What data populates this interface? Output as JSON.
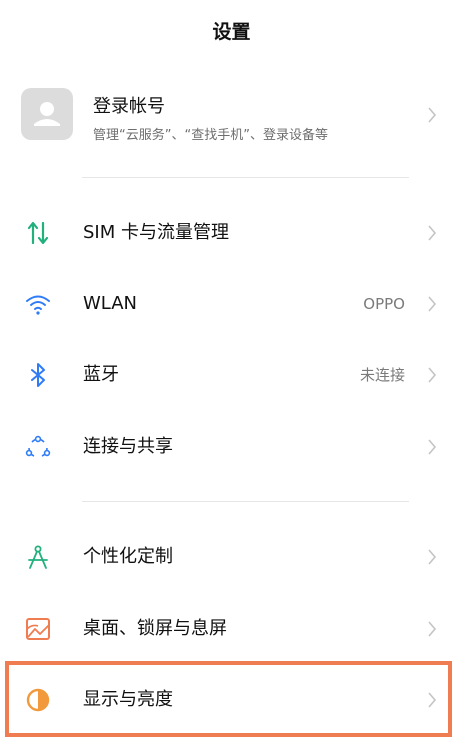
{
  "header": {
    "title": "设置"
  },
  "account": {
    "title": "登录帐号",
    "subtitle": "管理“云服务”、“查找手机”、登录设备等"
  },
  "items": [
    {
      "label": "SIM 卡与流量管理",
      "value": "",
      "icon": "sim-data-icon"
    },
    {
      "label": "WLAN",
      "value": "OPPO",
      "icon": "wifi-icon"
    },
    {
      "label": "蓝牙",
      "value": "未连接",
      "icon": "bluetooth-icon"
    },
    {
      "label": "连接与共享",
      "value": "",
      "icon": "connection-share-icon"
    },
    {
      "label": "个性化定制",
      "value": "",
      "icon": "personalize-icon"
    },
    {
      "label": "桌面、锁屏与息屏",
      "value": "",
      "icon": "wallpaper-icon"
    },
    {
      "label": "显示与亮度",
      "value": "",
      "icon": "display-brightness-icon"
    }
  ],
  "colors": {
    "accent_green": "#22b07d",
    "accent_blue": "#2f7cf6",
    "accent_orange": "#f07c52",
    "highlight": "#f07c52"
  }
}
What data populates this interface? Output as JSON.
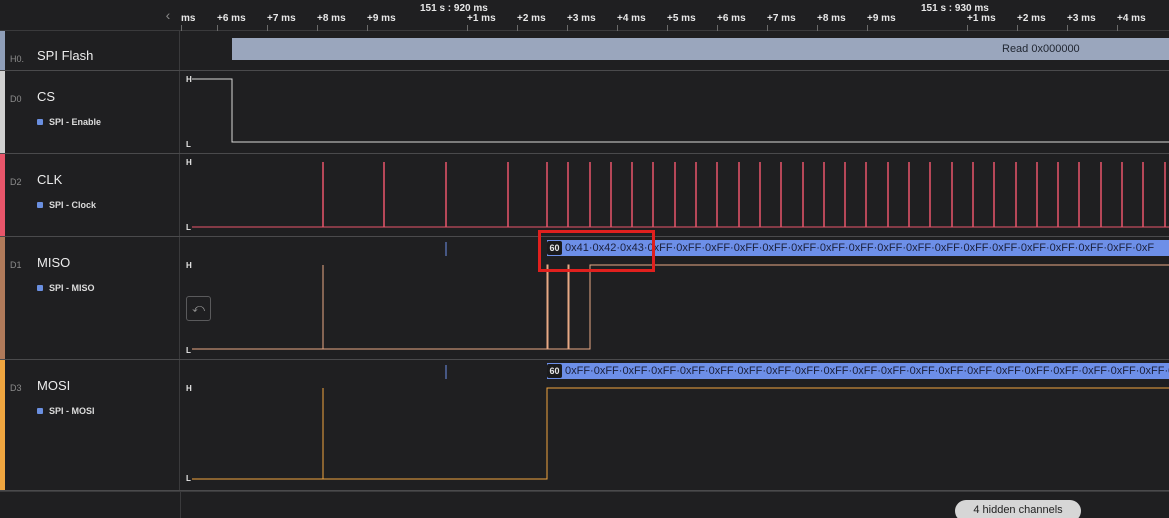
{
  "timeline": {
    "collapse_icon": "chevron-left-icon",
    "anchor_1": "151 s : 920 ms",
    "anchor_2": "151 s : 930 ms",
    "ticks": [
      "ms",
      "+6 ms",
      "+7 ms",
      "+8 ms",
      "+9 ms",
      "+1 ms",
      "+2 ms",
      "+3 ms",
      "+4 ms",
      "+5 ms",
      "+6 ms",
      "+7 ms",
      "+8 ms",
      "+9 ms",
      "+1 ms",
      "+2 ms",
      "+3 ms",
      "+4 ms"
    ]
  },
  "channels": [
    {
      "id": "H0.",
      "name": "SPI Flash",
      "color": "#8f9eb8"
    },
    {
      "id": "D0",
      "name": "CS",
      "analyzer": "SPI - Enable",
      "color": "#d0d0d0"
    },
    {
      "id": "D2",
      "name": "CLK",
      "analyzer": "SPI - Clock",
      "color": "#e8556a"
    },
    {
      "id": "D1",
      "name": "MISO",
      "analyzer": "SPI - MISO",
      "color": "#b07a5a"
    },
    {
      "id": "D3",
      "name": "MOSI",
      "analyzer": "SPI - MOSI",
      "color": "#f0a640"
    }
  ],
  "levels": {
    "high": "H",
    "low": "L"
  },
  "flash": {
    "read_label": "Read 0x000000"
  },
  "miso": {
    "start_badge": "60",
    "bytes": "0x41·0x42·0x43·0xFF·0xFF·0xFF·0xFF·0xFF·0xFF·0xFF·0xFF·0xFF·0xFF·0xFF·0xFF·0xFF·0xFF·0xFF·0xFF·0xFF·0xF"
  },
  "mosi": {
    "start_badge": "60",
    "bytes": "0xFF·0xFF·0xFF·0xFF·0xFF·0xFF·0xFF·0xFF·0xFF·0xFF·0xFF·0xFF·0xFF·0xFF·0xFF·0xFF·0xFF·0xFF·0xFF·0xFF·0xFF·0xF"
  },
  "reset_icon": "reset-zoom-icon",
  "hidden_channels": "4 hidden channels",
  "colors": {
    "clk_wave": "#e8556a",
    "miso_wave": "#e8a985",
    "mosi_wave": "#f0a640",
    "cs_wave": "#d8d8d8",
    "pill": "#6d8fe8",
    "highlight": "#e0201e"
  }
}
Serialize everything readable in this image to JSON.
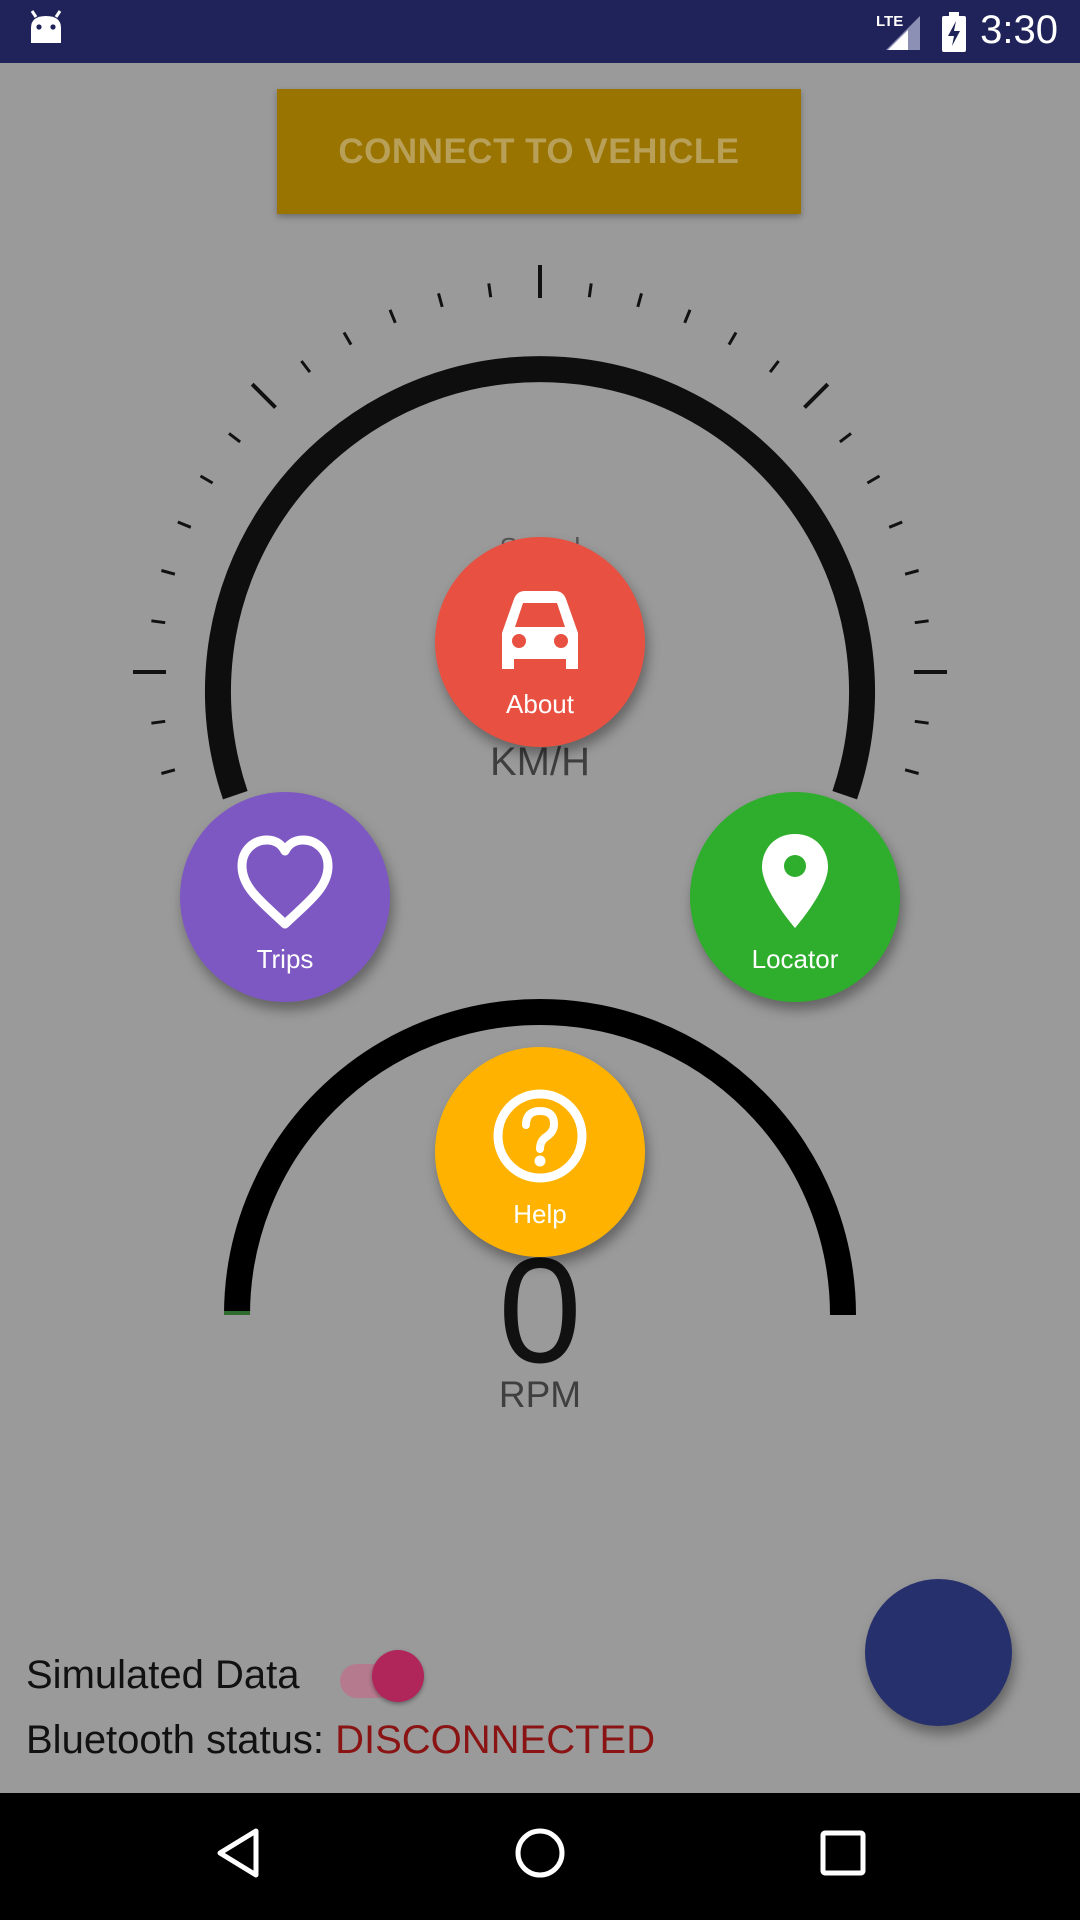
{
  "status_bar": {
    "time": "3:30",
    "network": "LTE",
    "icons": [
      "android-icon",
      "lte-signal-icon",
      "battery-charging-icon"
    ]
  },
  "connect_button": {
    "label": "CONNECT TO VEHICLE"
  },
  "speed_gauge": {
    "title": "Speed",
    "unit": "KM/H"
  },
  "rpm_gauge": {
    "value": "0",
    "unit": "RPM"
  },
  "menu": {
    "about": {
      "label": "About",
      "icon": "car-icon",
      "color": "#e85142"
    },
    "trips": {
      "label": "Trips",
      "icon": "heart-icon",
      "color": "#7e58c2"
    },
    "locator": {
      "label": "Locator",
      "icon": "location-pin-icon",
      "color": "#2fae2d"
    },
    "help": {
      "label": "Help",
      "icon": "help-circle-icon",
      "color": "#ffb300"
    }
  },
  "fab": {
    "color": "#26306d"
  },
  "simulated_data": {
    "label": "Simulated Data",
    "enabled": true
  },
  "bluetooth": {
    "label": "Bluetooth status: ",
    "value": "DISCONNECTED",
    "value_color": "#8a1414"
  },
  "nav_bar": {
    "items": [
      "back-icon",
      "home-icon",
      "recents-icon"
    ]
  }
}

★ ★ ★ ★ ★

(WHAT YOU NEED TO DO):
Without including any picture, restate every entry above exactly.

(RESPONSE):
What data populates this interface? Output as JSON.
{
  "header": {
    "title": "设置"
  },
  "account": {
    "title": "登录帐号",
    "subtitle": "管理“云服务”、“查找手机”、登录设备等"
  },
  "items": [
    {
      "label": "SIM 卡与流量管理",
      "value": "",
      "icon": "sim-data-icon"
    },
    {
      "label": "WLAN",
      "value": "OPPO",
      "icon": "wifi-icon"
    },
    {
      "label": "蓝牙",
      "value": "未连接",
      "icon": "bluetooth-icon"
    },
    {
      "label": "连接与共享",
      "value": "",
      "icon": "connection-share-icon"
    },
    {
      "label": "个性化定制",
      "value": "",
      "icon": "personalize-icon"
    },
    {
      "label": "桌面、锁屏与息屏",
      "value": "",
      "icon": "wallpaper-icon"
    },
    {
      "label": "显示与亮度",
      "value": "",
      "icon": "display-brightness-icon"
    }
  ],
  "colors": {
    "accent_green": "#22b07d",
    "accent_blue": "#2f7cf6",
    "accent_orange": "#f07c52",
    "highlight": "#f07c52"
  }
}
What data populates this interface? Output as JSON.
{
  "timeline": {
    "collapse_icon": "chevron-left-icon",
    "anchor_1": "151 s : 920 ms",
    "anchor_2": "151 s : 930 ms",
    "ticks": [
      "ms",
      "+6 ms",
      "+7 ms",
      "+8 ms",
      "+9 ms",
      "+1 ms",
      "+2 ms",
      "+3 ms",
      "+4 ms",
      "+5 ms",
      "+6 ms",
      "+7 ms",
      "+8 ms",
      "+9 ms",
      "+1 ms",
      "+2 ms",
      "+3 ms",
      "+4 ms"
    ]
  },
  "channels": [
    {
      "id": "H0.",
      "name": "SPI Flash",
      "color": "#8f9eb8"
    },
    {
      "id": "D0",
      "name": "CS",
      "analyzer": "SPI - Enable",
      "color": "#d0d0d0"
    },
    {
      "id": "D2",
      "name": "CLK",
      "analyzer": "SPI - Clock",
      "color": "#e8556a"
    },
    {
      "id": "D1",
      "name": "MISO",
      "analyzer": "SPI - MISO",
      "color": "#b07a5a"
    },
    {
      "id": "D3",
      "name": "MOSI",
      "analyzer": "SPI - MOSI",
      "color": "#f0a640"
    }
  ],
  "levels": {
    "high": "H",
    "low": "L"
  },
  "flash": {
    "read_label": "Read 0x000000"
  },
  "miso": {
    "start_badge": "60",
    "bytes": "0x41·0x42·0x43·0xFF·0xFF·0xFF·0xFF·0xFF·0xFF·0xFF·0xFF·0xFF·0xFF·0xFF·0xFF·0xFF·0xFF·0xFF·0xFF·0xFF·0xF"
  },
  "mosi": {
    "start_badge": "60",
    "bytes": "0xFF·0xFF·0xFF·0xFF·0xFF·0xFF·0xFF·0xFF·0xFF·0xFF·0xFF·0xFF·0xFF·0xFF·0xFF·0xFF·0xFF·0xFF·0xFF·0xFF·0xFF·0xF"
  },
  "reset_icon": "reset-zoom-icon",
  "hidden_channels": "4 hidden channels",
  "colors": {
    "clk_wave": "#e8556a",
    "miso_wave": "#e8a985",
    "mosi_wave": "#f0a640",
    "cs_wave": "#d8d8d8",
    "pill": "#6d8fe8",
    "highlight": "#e0201e"
  }
}
Serialize everything readable in this image to JSON.
{
  "status_bar": {
    "time": "3:30",
    "network": "LTE",
    "icons": [
      "android-icon",
      "lte-signal-icon",
      "battery-charging-icon"
    ]
  },
  "connect_button": {
    "label": "CONNECT TO VEHICLE"
  },
  "speed_gauge": {
    "title": "Speed",
    "unit": "KM/H"
  },
  "rpm_gauge": {
    "value": "0",
    "unit": "RPM"
  },
  "menu": {
    "about": {
      "label": "About",
      "icon": "car-icon",
      "color": "#e85142"
    },
    "trips": {
      "label": "Trips",
      "icon": "heart-icon",
      "color": "#7e58c2"
    },
    "locator": {
      "label": "Locator",
      "icon": "location-pin-icon",
      "color": "#2fae2d"
    },
    "help": {
      "label": "Help",
      "icon": "help-circle-icon",
      "color": "#ffb300"
    }
  },
  "fab": {
    "color": "#26306d"
  },
  "simulated_data": {
    "label": "Simulated Data",
    "enabled": true
  },
  "bluetooth": {
    "label": "Bluetooth status: ",
    "value": "DISCONNECTED",
    "value_color": "#8a1414"
  },
  "nav_bar": {
    "items": [
      "back-icon",
      "home-icon",
      "recents-icon"
    ]
  }
}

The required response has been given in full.